-- PROVIDED RECORDS follows --
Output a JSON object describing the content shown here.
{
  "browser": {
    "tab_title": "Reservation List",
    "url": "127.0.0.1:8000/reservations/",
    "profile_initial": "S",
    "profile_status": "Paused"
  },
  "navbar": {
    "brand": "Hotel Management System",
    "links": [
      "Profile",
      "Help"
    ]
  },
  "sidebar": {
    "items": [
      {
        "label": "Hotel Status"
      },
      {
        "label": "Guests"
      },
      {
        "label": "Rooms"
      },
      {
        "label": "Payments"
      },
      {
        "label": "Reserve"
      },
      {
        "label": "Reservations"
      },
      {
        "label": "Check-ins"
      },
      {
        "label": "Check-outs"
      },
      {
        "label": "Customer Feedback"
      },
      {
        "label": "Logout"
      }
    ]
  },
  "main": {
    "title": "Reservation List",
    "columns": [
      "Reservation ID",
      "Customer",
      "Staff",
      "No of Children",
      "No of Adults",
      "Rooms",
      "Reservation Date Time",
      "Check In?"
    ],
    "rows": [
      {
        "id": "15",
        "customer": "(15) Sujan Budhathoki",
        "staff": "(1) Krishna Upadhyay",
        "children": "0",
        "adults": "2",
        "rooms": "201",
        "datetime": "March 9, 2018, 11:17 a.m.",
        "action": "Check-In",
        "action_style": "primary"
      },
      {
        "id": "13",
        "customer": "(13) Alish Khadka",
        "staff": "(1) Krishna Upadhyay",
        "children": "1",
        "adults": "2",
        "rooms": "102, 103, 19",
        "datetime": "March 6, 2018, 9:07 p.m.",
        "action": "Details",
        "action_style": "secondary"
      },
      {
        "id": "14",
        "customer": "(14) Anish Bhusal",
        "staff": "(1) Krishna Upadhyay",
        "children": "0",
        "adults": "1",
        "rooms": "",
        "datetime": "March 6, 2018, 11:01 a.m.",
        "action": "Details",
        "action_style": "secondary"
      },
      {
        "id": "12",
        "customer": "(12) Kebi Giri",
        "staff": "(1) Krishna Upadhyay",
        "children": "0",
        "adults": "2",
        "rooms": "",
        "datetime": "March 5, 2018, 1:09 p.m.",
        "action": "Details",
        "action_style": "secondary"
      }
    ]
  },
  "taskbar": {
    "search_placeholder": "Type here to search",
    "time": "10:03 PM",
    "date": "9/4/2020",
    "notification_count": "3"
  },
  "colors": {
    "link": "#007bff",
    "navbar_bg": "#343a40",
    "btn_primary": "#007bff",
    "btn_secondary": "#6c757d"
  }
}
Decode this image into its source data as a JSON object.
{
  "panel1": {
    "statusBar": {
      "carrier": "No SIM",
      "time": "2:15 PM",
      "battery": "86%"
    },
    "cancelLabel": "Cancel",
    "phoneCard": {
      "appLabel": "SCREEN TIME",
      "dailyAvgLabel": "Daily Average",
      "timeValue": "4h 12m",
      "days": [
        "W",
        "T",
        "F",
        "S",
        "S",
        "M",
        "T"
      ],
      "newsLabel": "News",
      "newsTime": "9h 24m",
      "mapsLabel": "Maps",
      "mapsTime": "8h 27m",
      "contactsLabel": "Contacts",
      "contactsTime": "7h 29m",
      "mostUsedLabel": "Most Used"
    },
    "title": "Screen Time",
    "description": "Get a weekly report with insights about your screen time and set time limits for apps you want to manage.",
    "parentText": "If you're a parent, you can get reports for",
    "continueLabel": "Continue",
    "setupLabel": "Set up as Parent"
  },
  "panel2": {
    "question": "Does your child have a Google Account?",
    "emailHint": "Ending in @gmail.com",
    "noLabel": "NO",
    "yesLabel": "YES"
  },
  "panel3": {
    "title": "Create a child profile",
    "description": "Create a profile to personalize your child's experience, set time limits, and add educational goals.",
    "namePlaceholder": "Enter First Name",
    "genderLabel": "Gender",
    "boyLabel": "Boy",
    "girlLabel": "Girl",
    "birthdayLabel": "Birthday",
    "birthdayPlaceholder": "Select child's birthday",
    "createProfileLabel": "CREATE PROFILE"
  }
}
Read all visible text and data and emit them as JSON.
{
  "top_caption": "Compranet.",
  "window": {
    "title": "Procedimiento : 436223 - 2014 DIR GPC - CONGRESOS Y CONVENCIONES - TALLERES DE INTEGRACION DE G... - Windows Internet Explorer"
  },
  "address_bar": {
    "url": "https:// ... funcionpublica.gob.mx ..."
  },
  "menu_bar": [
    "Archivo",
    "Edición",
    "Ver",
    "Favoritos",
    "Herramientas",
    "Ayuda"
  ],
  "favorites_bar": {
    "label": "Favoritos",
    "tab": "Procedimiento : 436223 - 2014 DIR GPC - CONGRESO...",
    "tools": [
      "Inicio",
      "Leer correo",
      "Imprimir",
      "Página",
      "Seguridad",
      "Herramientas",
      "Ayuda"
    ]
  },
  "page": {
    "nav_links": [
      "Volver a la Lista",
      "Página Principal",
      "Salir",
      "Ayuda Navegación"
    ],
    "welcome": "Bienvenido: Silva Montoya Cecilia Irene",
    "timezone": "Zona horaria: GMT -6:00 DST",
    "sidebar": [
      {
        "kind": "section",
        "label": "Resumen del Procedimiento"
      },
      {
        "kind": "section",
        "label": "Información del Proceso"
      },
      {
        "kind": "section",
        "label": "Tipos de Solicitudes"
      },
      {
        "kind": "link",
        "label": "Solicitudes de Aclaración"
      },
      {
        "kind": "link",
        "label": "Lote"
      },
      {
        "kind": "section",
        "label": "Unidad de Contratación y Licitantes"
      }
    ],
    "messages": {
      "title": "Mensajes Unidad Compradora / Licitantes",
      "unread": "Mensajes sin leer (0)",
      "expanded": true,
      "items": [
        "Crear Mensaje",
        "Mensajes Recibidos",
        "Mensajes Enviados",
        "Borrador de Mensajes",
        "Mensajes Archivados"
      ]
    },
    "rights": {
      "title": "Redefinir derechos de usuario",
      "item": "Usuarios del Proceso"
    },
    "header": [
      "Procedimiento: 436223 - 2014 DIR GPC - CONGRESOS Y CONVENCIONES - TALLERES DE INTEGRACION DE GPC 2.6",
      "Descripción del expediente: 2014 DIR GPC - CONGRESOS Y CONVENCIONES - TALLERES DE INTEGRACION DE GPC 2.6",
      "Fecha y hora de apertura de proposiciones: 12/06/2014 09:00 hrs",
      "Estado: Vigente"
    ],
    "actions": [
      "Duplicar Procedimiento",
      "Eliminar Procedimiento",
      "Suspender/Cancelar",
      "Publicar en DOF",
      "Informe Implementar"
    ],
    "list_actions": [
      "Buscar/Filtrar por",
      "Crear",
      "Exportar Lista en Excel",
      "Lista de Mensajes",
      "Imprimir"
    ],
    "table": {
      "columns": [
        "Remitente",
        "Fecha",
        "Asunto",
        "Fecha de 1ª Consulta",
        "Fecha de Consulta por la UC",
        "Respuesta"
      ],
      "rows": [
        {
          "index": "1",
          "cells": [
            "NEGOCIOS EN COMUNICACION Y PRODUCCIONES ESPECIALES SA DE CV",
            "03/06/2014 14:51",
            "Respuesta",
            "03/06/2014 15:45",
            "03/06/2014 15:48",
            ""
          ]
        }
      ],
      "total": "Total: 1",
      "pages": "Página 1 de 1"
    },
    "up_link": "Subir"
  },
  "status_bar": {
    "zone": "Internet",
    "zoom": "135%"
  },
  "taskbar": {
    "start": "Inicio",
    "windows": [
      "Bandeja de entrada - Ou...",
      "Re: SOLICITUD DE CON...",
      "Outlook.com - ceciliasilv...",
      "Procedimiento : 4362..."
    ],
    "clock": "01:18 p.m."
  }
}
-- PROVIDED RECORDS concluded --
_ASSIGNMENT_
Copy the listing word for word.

_RESPONSE BOX_
Output a JSON object describing the content shown here.
{
  "browser": {
    "tab_title": "Reservation List",
    "url": "127.0.0.1:8000/reservations/",
    "profile_initial": "S",
    "profile_status": "Paused"
  },
  "navbar": {
    "brand": "Hotel Management System",
    "links": [
      "Profile",
      "Help"
    ]
  },
  "sidebar": {
    "items": [
      {
        "label": "Hotel Status"
      },
      {
        "label": "Guests"
      },
      {
        "label": "Rooms"
      },
      {
        "label": "Payments"
      },
      {
        "label": "Reserve"
      },
      {
        "label": "Reservations"
      },
      {
        "label": "Check-ins"
      },
      {
        "label": "Check-outs"
      },
      {
        "label": "Customer Feedback"
      },
      {
        "label": "Logout"
      }
    ]
  },
  "main": {
    "title": "Reservation List",
    "columns": [
      "Reservation ID",
      "Customer",
      "Staff",
      "No of Children",
      "No of Adults",
      "Rooms",
      "Reservation Date Time",
      "Check In?"
    ],
    "rows": [
      {
        "id": "15",
        "customer": "(15) Sujan Budhathoki",
        "staff": "(1) Krishna Upadhyay",
        "children": "0",
        "adults": "2",
        "rooms": "201",
        "datetime": "March 9, 2018, 11:17 a.m.",
        "action": "Check-In",
        "action_style": "primary"
      },
      {
        "id": "13",
        "customer": "(13) Alish Khadka",
        "staff": "(1) Krishna Upadhyay",
        "children": "1",
        "adults": "2",
        "rooms": "102, 103, 19",
        "datetime": "March 6, 2018, 9:07 p.m.",
        "action": "Details",
        "action_style": "secondary"
      },
      {
        "id": "14",
        "customer": "(14) Anish Bhusal",
        "staff": "(1) Krishna Upadhyay",
        "children": "0",
        "adults": "1",
        "rooms": "",
        "datetime": "March 6, 2018, 11:01 a.m.",
        "action": "Details",
        "action_style": "secondary"
      },
      {
        "id": "12",
        "customer": "(12) Kebi Giri",
        "staff": "(1) Krishna Upadhyay",
        "children": "0",
        "adults": "2",
        "rooms": "",
        "datetime": "March 5, 2018, 1:09 p.m.",
        "action": "Details",
        "action_style": "secondary"
      }
    ]
  },
  "taskbar": {
    "search_placeholder": "Type here to search",
    "time": "10:03 PM",
    "date": "9/4/2020",
    "notification_count": "3"
  },
  "colors": {
    "link": "#007bff",
    "navbar_bg": "#343a40",
    "btn_primary": "#007bff",
    "btn_secondary": "#6c757d"
  }
}
Decode this image into its source data as a JSON object.
{
  "panel1": {
    "statusBar": {
      "carrier": "No SIM",
      "time": "2:15 PM",
      "battery": "86%"
    },
    "cancelLabel": "Cancel",
    "phoneCard": {
      "appLabel": "SCREEN TIME",
      "dailyAvgLabel": "Daily Average",
      "timeValue": "4h 12m",
      "days": [
        "W",
        "T",
        "F",
        "S",
        "S",
        "M",
        "T"
      ],
      "newsLabel": "News",
      "newsTime": "9h 24m",
      "mapsLabel": "Maps",
      "mapsTime": "8h 27m",
      "contactsLabel": "Contacts",
      "contactsTime": "7h 29m",
      "mostUsedLabel": "Most Used"
    },
    "title": "Screen Time",
    "description": "Get a weekly report with insights about your screen time and set time limits for apps you want to manage.",
    "parentText": "If you're a parent, you can get reports for",
    "continueLabel": "Continue",
    "setupLabel": "Set up as Parent"
  },
  "panel2": {
    "question": "Does your child have a Google Account?",
    "emailHint": "Ending in @gmail.com",
    "noLabel": "NO",
    "yesLabel": "YES"
  },
  "panel3": {
    "title": "Create a child profile",
    "description": "Create a profile to personalize your child's experience, set time limits, and add educational goals.",
    "namePlaceholder": "Enter First Name",
    "genderLabel": "Gender",
    "boyLabel": "Boy",
    "girlLabel": "Girl",
    "birthdayLabel": "Birthday",
    "birthdayPlaceholder": "Select child's birthday",
    "createProfileLabel": "CREATE PROFILE"
  }
}
Read all visible text and data and emit them as JSON.
{
  "top_caption": "Compranet.",
  "window": {
    "title": "Procedimiento : 436223 - 2014 DIR GPC - CONGRESOS Y CONVENCIONES - TALLERES DE INTEGRACION DE G... - Windows Internet Explorer"
  },
  "address_bar": {
    "url": "https:// ... funcionpublica.gob.mx ..."
  },
  "menu_bar": [
    "Archivo",
    "Edición",
    "Ver",
    "Favoritos",
    "Herramientas",
    "Ayuda"
  ],
  "favorites_bar": {
    "label": "Favoritos",
    "tab": "Procedimiento : 436223 - 2014 DIR GPC - CONGRESO...",
    "tools": [
      "Inicio",
      "Leer correo",
      "Imprimir",
      "Página",
      "Seguridad",
      "Herramientas",
      "Ayuda"
    ]
  },
  "page": {
    "nav_links": [
      "Volver a la Lista",
      "Página Principal",
      "Salir",
      "Ayuda Navegación"
    ],
    "welcome": "Bienvenido: Silva Montoya Cecilia Irene",
    "timezone": "Zona horaria: GMT -6:00 DST",
    "sidebar": [
      {
        "kind": "section",
        "label": "Resumen del Procedimiento"
      },
      {
        "kind": "section",
        "label": "Información del Proceso"
      },
      {
        "kind": "section",
        "label": "Tipos de Solicitudes"
      },
      {
        "kind": "link",
        "label": "Solicitudes de Aclaración"
      },
      {
        "kind": "link",
        "label": "Lote"
      },
      {
        "kind": "section",
        "label": "Unidad de Contratación y Licitantes"
      }
    ],
    "messages": {
      "title": "Mensajes Unidad Compradora / Licitantes",
      "unread": "Mensajes sin leer (0)",
      "expanded": true,
      "items": [
        "Crear Mensaje",
        "Mensajes Recibidos",
        "Mensajes Enviados",
        "Borrador de Mensajes",
        "Mensajes Archivados"
      ]
    },
    "rights": {
      "title": "Redefinir derechos de usuario",
      "item": "Usuarios del Proceso"
    },
    "header": [
      "Procedimiento: 436223 - 2014 DIR GPC - CONGRESOS Y CONVENCIONES - TALLERES DE INTEGRACION DE GPC 2.6",
      "Descripción del expediente: 2014 DIR GPC - CONGRESOS Y CONVENCIONES - TALLERES DE INTEGRACION DE GPC 2.6",
      "Fecha y hora de apertura de proposiciones: 12/06/2014 09:00 hrs",
      "Estado: Vigente"
    ],
    "actions": [
      "Duplicar Procedimiento",
      "Eliminar Procedimiento",
      "Suspender/Cancelar",
      "Publicar en DOF",
      "Informe Implementar"
    ],
    "list_actions": [
      "Buscar/Filtrar por",
      "Crear",
      "Exportar Lista en Excel",
      "Lista de Mensajes",
      "Imprimir"
    ],
    "table": {
      "columns": [
        "Remitente",
        "Fecha",
        "Asunto",
        "Fecha de 1ª Consulta",
        "Fecha de Consulta por la UC",
        "Respuesta"
      ],
      "rows": [
        {
          "index": "1",
          "cells": [
            "NEGOCIOS EN COMUNICACION Y PRODUCCIONES ESPECIALES SA DE CV",
            "03/06/2014 14:51",
            "Respuesta",
            "03/06/2014 15:45",
            "03/06/2014 15:48",
            ""
          ]
        }
      ],
      "total": "Total: 1",
      "pages": "Página 1 de 1"
    },
    "up_link": "Subir"
  },
  "status_bar": {
    "zone": "Internet",
    "zoom": "135%"
  },
  "taskbar": {
    "start": "Inicio",
    "windows": [
      "Bandeja de entrada - Ou...",
      "Re: SOLICITUD DE CON...",
      "Outlook.com - ceciliasilv...",
      "Procedimiento : 4362..."
    ],
    "clock": "01:18 p.m."
  }
}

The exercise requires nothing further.